Algebra and Number TheoryTuesday, July 17"It's in the cards: Predicting the coefficients of a polynomial of nth degree" Ryota presented a set of data and we calculated the first and second differences. We found that the second differences were constant. Our work has shown that if the first difference is linear then the second difference is constant. Doing back substitution (up and over), we were able to see Pascal’s triangle pattern emerge. We thought this was pretty neat, but still would like to find a generalized formula for polynomials of a higher degree, namely the nth degree. We worked with linear, quadratic and cubic and saw some simple general forms, but when we worked on 4^{th} and 5^{th} degree polynomials things began to not be so simple. We did make some progress, but discussed if the cost of solving it in this fashion versus the worth of its effect. At the end of our session we briefly discussed examples of problems that we could use to illustrate our findings. Bob who joined us today from California provided a very interesting problem which involves the number of points on a circle and the number of regions formed by the connection of these points. At first it appears the relationship is 2^x, but by observing the data we found this to be false. On Thursday, we plan to continue working on trying to fit a polynomial for the data generated from Bob’s problem. PCMI@MathForum Home || IAS/PCMI Home
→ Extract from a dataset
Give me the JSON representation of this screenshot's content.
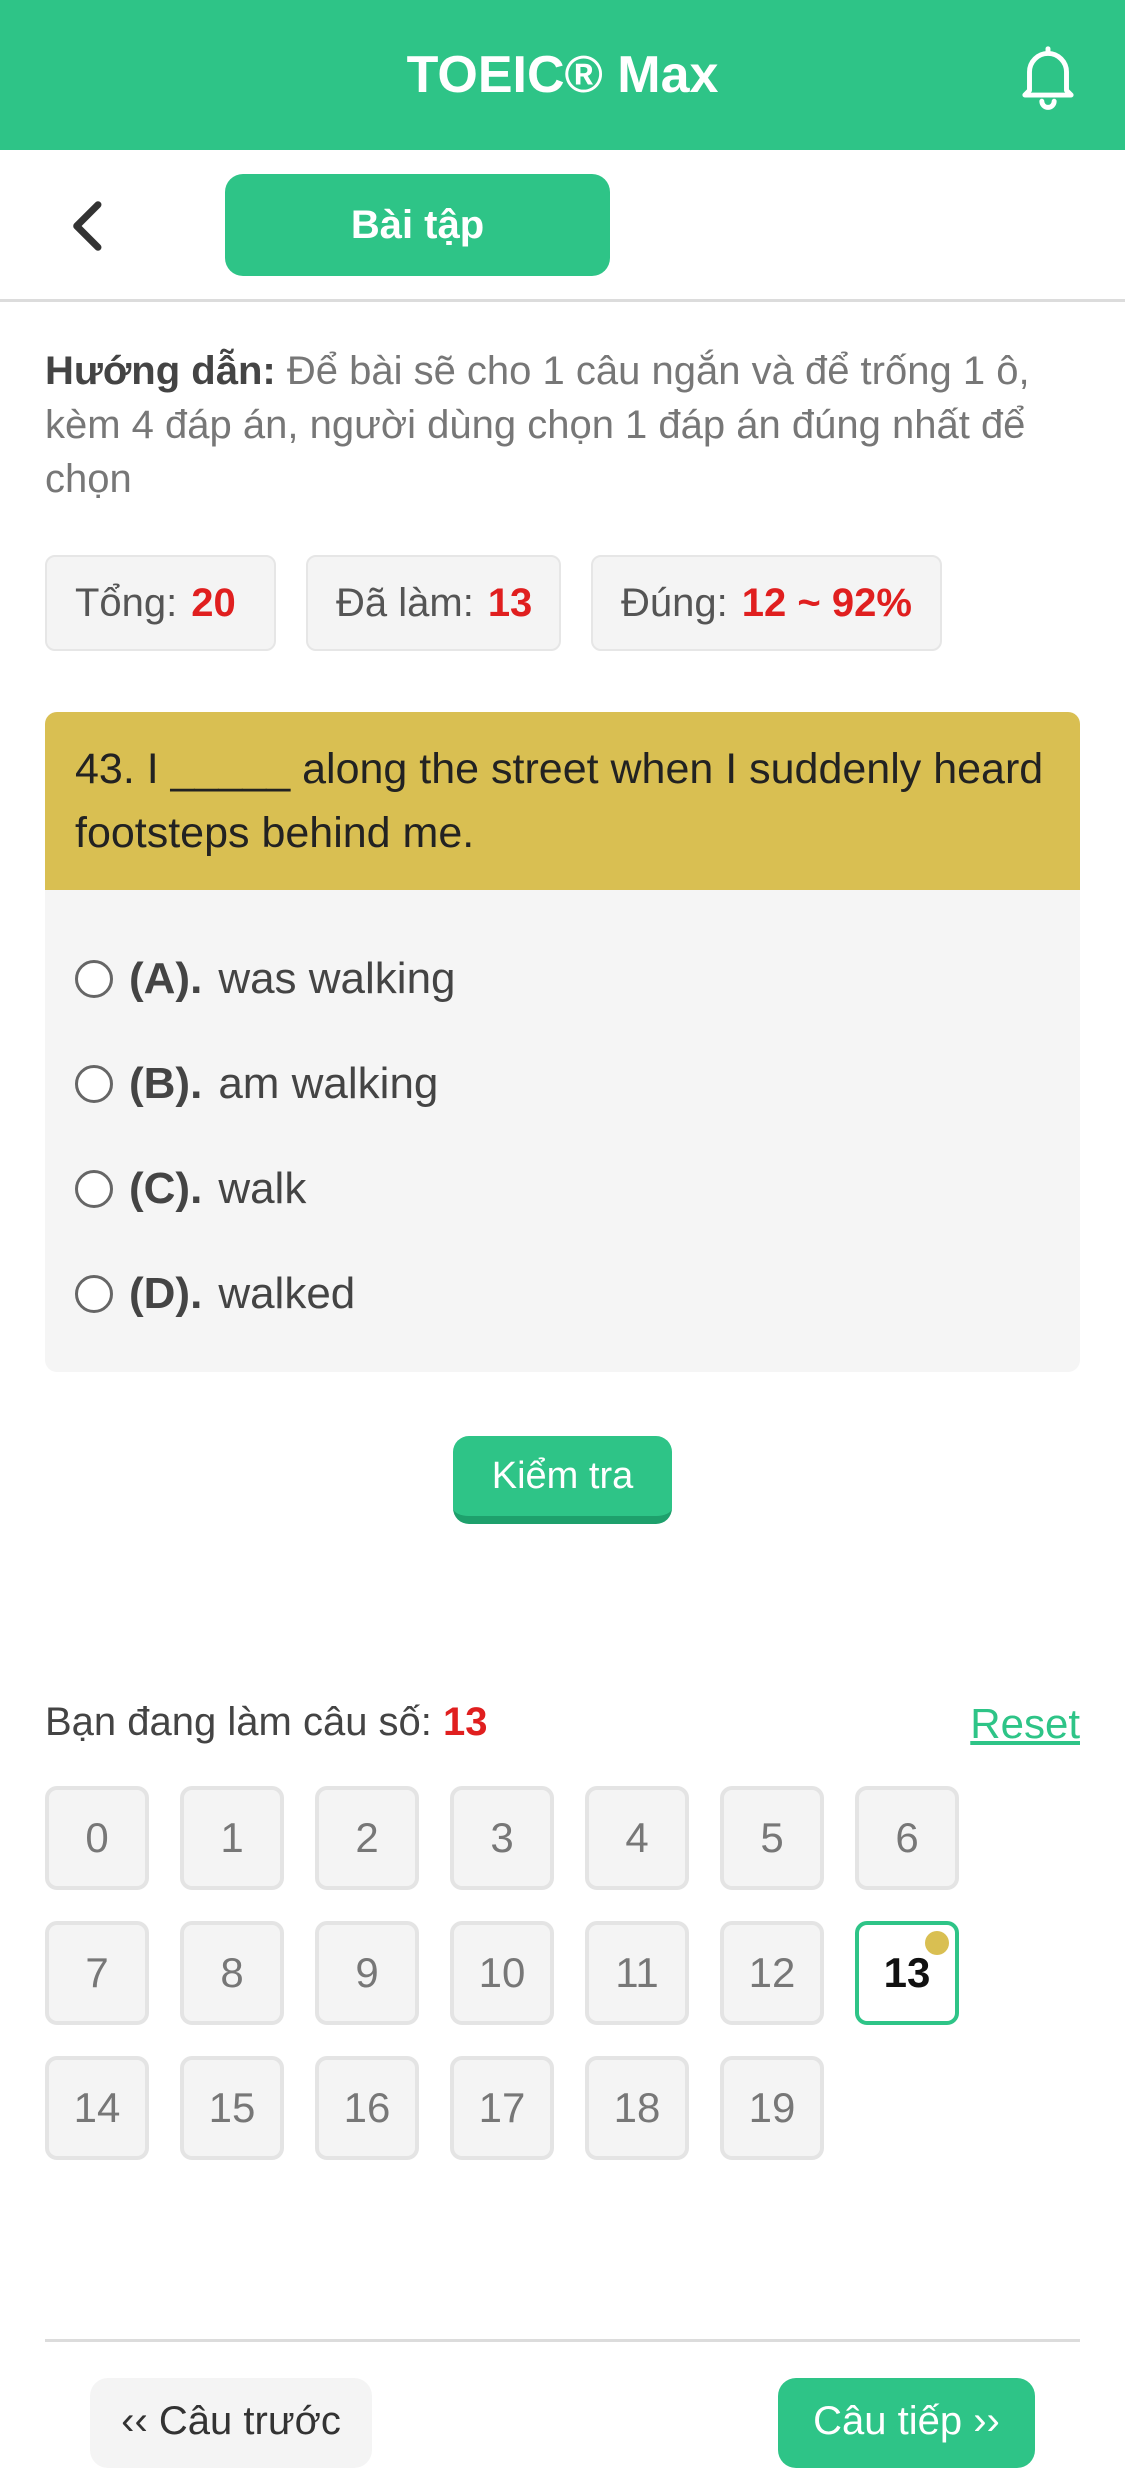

With program support provided by Math for America This material is based upon work supported by the National Science Foundation under Grant No. 0314808 and Grant No. ESI-0554309. Any opinions, findings, and conclusions or recommendations expressed in this material are those of the author(s) and do not necessarily reflect the views of the National Science Foundation. |